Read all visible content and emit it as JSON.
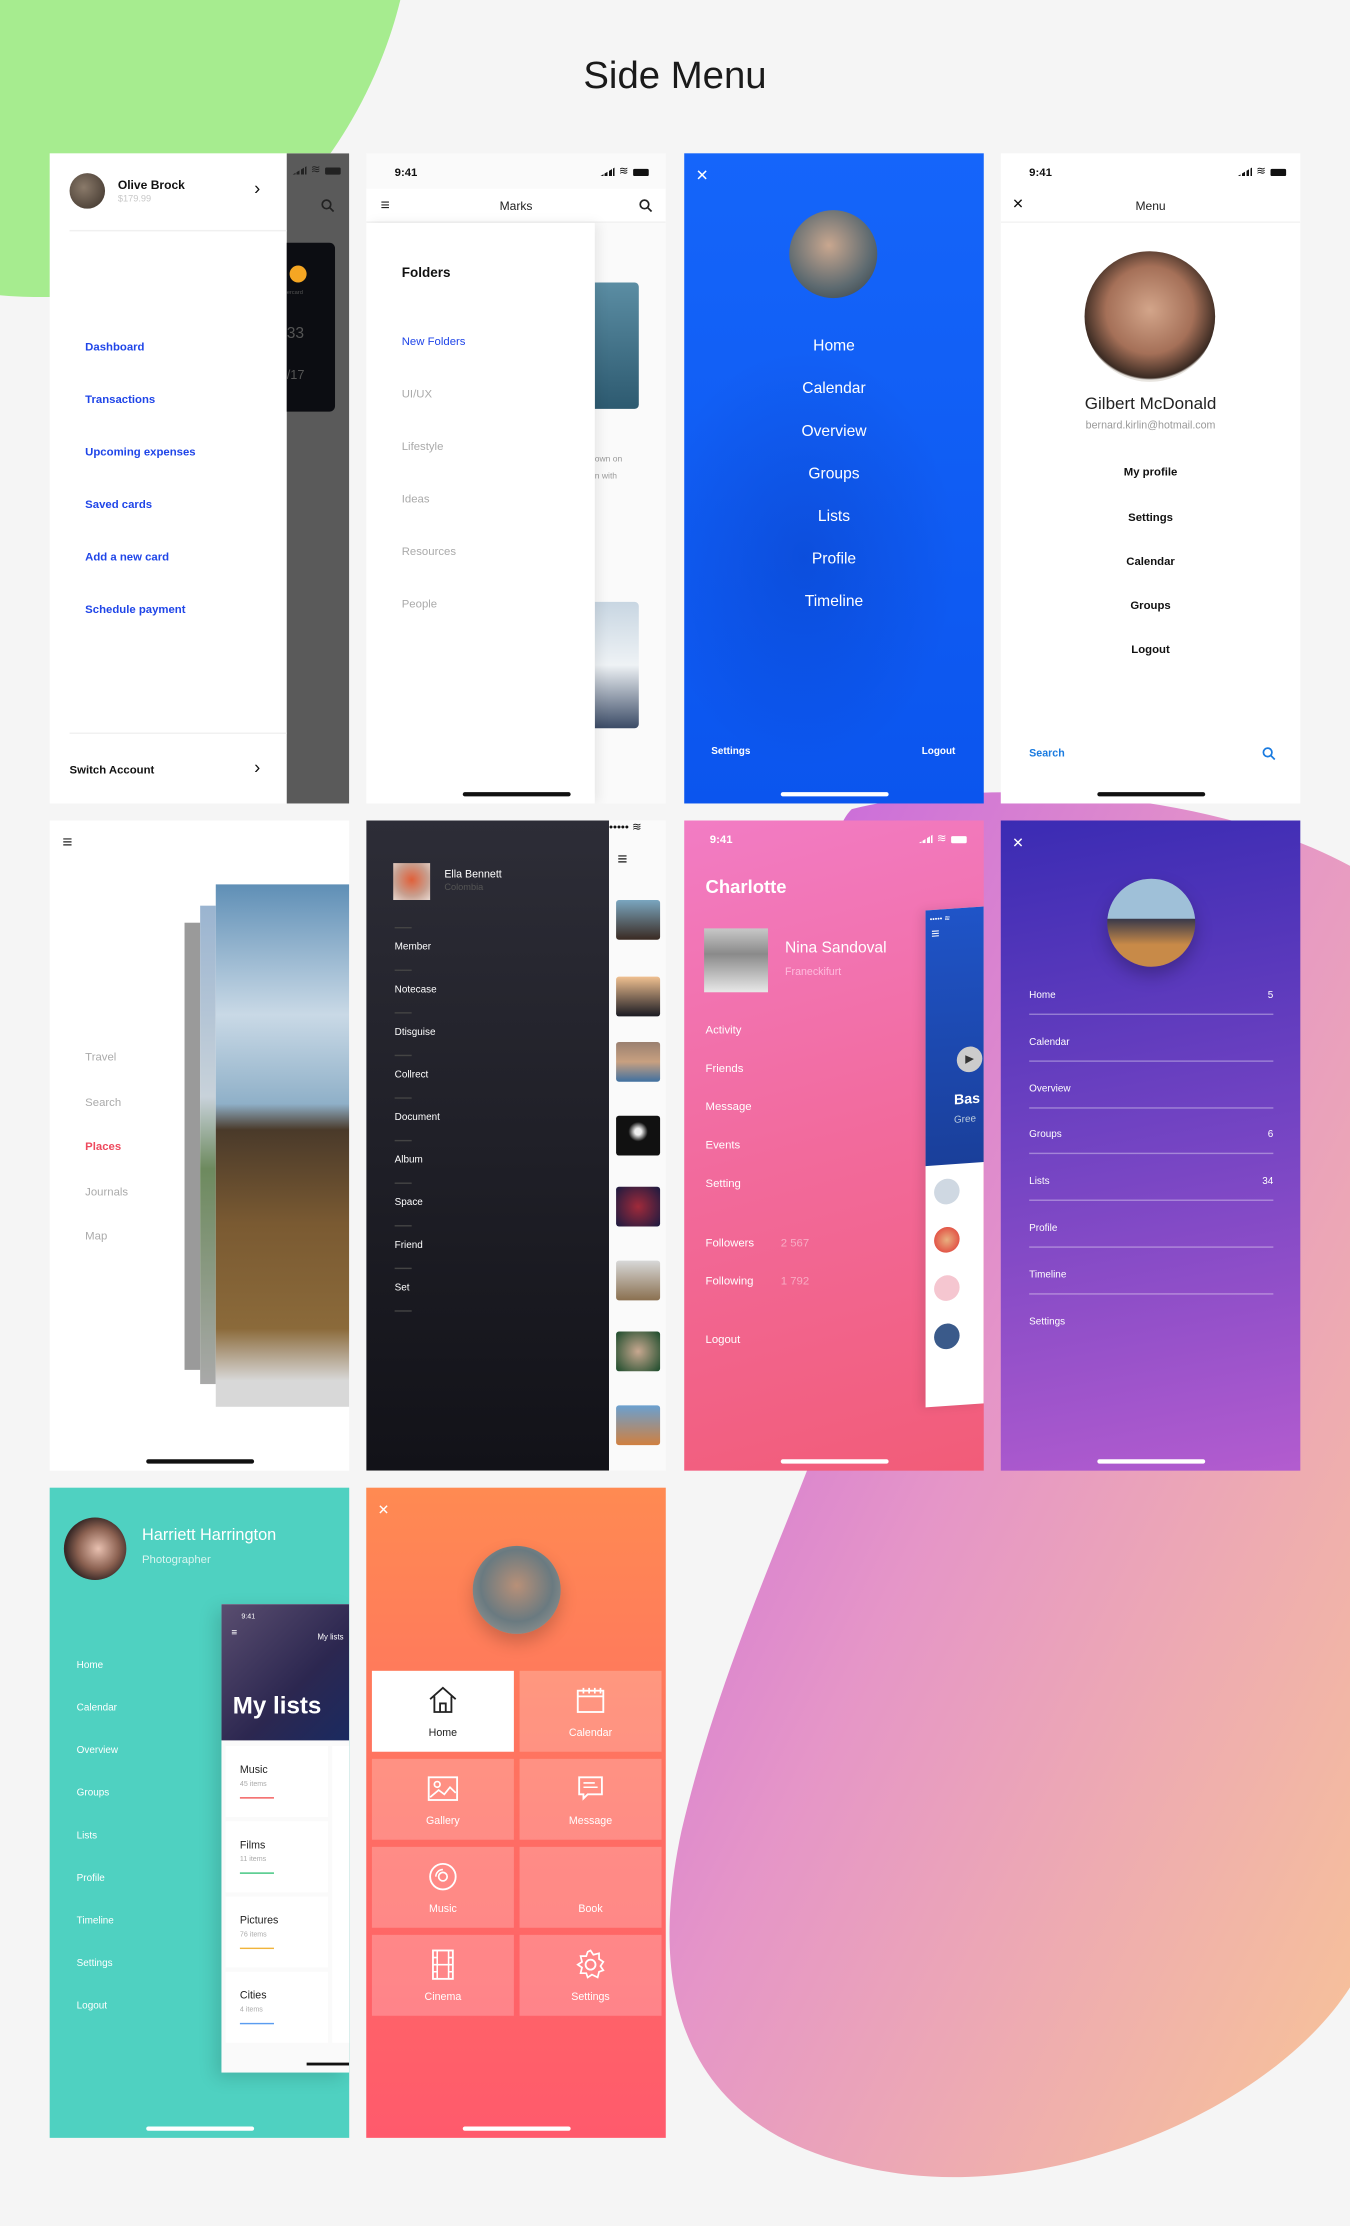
{
  "page_title": "Side Menu",
  "colors": {
    "background": "#f5f5f5",
    "wallet_link": "#1f45e8",
    "blue_panel": "#0f5ef7",
    "travel_active": "#ee4a5e",
    "teal_panel": "#4fd1c1",
    "search_accent": "#1a7be0"
  },
  "wallet": {
    "user_name": "Olive Brock",
    "balance": "$179.99",
    "items": [
      "Dashboard",
      "Transactions",
      "Upcoming expenses",
      "Saved cards",
      "Add a new card",
      "Schedule payment"
    ],
    "switch_account": "Switch Account",
    "card_brand": "ercard",
    "card_digits": "33",
    "card_expiry": "/17"
  },
  "marks": {
    "time": "9:41",
    "title": "Marks",
    "heading": "Folders",
    "items": [
      "New Folders",
      "UI/UX",
      "Lifestyle",
      "Ideas",
      "Resources",
      "People"
    ],
    "active": "New Folders",
    "preview_text": [
      "own on",
      "n with"
    ]
  },
  "blue_menu": {
    "items": [
      "Home",
      "Calendar",
      "Overview",
      "Groups",
      "Lists",
      "Profile",
      "Timeline"
    ],
    "settings": "Settings",
    "logout": "Logout"
  },
  "profile_menu": {
    "time": "9:41",
    "title": "Menu",
    "name": "Gilbert McDonald",
    "email": "bernard.kirlin@hotmail.com",
    "items": [
      "My profile",
      "Settings",
      "Calendar",
      "Groups",
      "Logout"
    ],
    "search": "Search"
  },
  "travel": {
    "items": [
      "Travel",
      "Search",
      "Places",
      "Journals",
      "Map"
    ],
    "active": "Places"
  },
  "dark_menu": {
    "name": "Ella Bennett",
    "location": "Colombia",
    "items": [
      "Member",
      "Notecase",
      "Dtisguise",
      "Collrect",
      "Document",
      "Album",
      "Space",
      "Friend",
      "Set"
    ]
  },
  "pink_menu": {
    "time": "9:41",
    "title": "Charlotte",
    "name": "Nina Sandoval",
    "city": "Franeckifurt",
    "items": [
      "Activity",
      "Friends",
      "Message",
      "Events",
      "Setting"
    ],
    "stats": [
      {
        "label": "Followers",
        "value": "2 567"
      },
      {
        "label": "Following",
        "value": "1 792"
      }
    ],
    "logout": "Logout",
    "preview_title": "Bas",
    "preview_subtitle": "Gree"
  },
  "purple_menu": {
    "items": [
      {
        "label": "Home",
        "count": "5"
      },
      {
        "label": "Calendar",
        "count": ""
      },
      {
        "label": "Overview",
        "count": ""
      },
      {
        "label": "Groups",
        "count": "6"
      },
      {
        "label": "Lists",
        "count": "34"
      },
      {
        "label": "Profile",
        "count": ""
      },
      {
        "label": "Timeline",
        "count": ""
      },
      {
        "label": "Settings",
        "count": ""
      }
    ]
  },
  "teal_menu": {
    "name": "Harriett Harrington",
    "role": "Photographer",
    "items": [
      "Home",
      "Calendar",
      "Overview",
      "Groups",
      "Lists",
      "Profile",
      "Timeline",
      "Settings",
      "Logout"
    ],
    "card": {
      "time": "9:41",
      "small_title": "My lists",
      "title": "My lists",
      "lists": [
        {
          "name": "Music",
          "count": "45 items",
          "color": "#f25a5a"
        },
        {
          "name": "Films",
          "count": "11 items",
          "color": "#3cc47c"
        },
        {
          "name": "Pictures",
          "count": "76 items",
          "color": "#f0b43c"
        },
        {
          "name": "Cities",
          "count": "4 items",
          "color": "#5b9cf0"
        }
      ]
    }
  },
  "tile_menu": {
    "tiles": [
      {
        "label": "Home",
        "icon": "home-icon",
        "active": true
      },
      {
        "label": "Calendar",
        "icon": "calendar-icon",
        "active": false
      },
      {
        "label": "Gallery",
        "icon": "gallery-icon",
        "active": false
      },
      {
        "label": "Message",
        "icon": "message-icon",
        "active": false
      },
      {
        "label": "Music",
        "icon": "music-disc-icon",
        "active": false
      },
      {
        "label": "Book",
        "icon": "book-icon",
        "active": false
      },
      {
        "label": "Cinema",
        "icon": "film-icon",
        "active": false
      },
      {
        "label": "Settings",
        "icon": "gear-icon",
        "active": false
      }
    ]
  }
}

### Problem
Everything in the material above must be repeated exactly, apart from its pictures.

### Written reply
Read all visible content and emit it as JSON.
{
  "page_title": "Side Menu",
  "colors": {
    "background": "#f5f5f5",
    "wallet_link": "#1f45e8",
    "blue_panel": "#0f5ef7",
    "travel_active": "#ee4a5e",
    "teal_panel": "#4fd1c1",
    "search_accent": "#1a7be0"
  },
  "wallet": {
    "user_name": "Olive Brock",
    "balance": "$179.99",
    "items": [
      "Dashboard",
      "Transactions",
      "Upcoming expenses",
      "Saved cards",
      "Add a new card",
      "Schedule payment"
    ],
    "switch_account": "Switch Account",
    "card_brand": "ercard",
    "card_digits": "33",
    "card_expiry": "/17"
  },
  "marks": {
    "time": "9:41",
    "title": "Marks",
    "heading": "Folders",
    "items": [
      "New Folders",
      "UI/UX",
      "Lifestyle",
      "Ideas",
      "Resources",
      "People"
    ],
    "active": "New Folders",
    "preview_text": [
      "own on",
      "n with"
    ]
  },
  "blue_menu": {
    "items": [
      "Home",
      "Calendar",
      "Overview",
      "Groups",
      "Lists",
      "Profile",
      "Timeline"
    ],
    "settings": "Settings",
    "logout": "Logout"
  },
  "profile_menu": {
    "time": "9:41",
    "title": "Menu",
    "name": "Gilbert McDonald",
    "email": "bernard.kirlin@hotmail.com",
    "items": [
      "My profile",
      "Settings",
      "Calendar",
      "Groups",
      "Logout"
    ],
    "search": "Search"
  },
  "travel": {
    "items": [
      "Travel",
      "Search",
      "Places",
      "Journals",
      "Map"
    ],
    "active": "Places"
  },
  "dark_menu": {
    "name": "Ella Bennett",
    "location": "Colombia",
    "items": [
      "Member",
      "Notecase",
      "Dtisguise",
      "Collrect",
      "Document",
      "Album",
      "Space",
      "Friend",
      "Set"
    ]
  },
  "pink_menu": {
    "time": "9:41",
    "title": "Charlotte",
    "name": "Nina Sandoval",
    "city": "Franeckifurt",
    "items": [
      "Activity",
      "Friends",
      "Message",
      "Events",
      "Setting"
    ],
    "stats": [
      {
        "label": "Followers",
        "value": "2 567"
      },
      {
        "label": "Following",
        "value": "1 792"
      }
    ],
    "logout": "Logout",
    "preview_title": "Bas",
    "preview_subtitle": "Gree"
  },
  "purple_menu": {
    "items": [
      {
        "label": "Home",
        "count": "5"
      },
      {
        "label": "Calendar",
        "count": ""
      },
      {
        "label": "Overview",
        "count": ""
      },
      {
        "label": "Groups",
        "count": "6"
      },
      {
        "label": "Lists",
        "count": "34"
      },
      {
        "label": "Profile",
        "count": ""
      },
      {
        "label": "Timeline",
        "count": ""
      },
      {
        "label": "Settings",
        "count": ""
      }
    ]
  },
  "teal_menu": {
    "name": "Harriett Harrington",
    "role": "Photographer",
    "items": [
      "Home",
      "Calendar",
      "Overview",
      "Groups",
      "Lists",
      "Profile",
      "Timeline",
      "Settings",
      "Logout"
    ],
    "card": {
      "time": "9:41",
      "small_title": "My lists",
      "title": "My lists",
      "lists": [
        {
          "name": "Music",
          "count": "45 items",
          "color": "#f25a5a"
        },
        {
          "name": "Films",
          "count": "11 items",
          "color": "#3cc47c"
        },
        {
          "name": "Pictures",
          "count": "76 items",
          "color": "#f0b43c"
        },
        {
          "name": "Cities",
          "count": "4 items",
          "color": "#5b9cf0"
        }
      ]
    }
  },
  "tile_menu": {
    "tiles": [
      {
        "label": "Home",
        "icon": "home-icon",
        "active": true
      },
      {
        "label": "Calendar",
        "icon": "calendar-icon",
        "active": false
      },
      {
        "label": "Gallery",
        "icon": "gallery-icon",
        "active": false
      },
      {
        "label": "Message",
        "icon": "message-icon",
        "active": false
      },
      {
        "label": "Music",
        "icon": "music-disc-icon",
        "active": false
      },
      {
        "label": "Book",
        "icon": "book-icon",
        "active": false
      },
      {
        "label": "Cinema",
        "icon": "film-icon",
        "active": false
      },
      {
        "label": "Settings",
        "icon": "gear-icon",
        "active": false
      }
    ]
  }
}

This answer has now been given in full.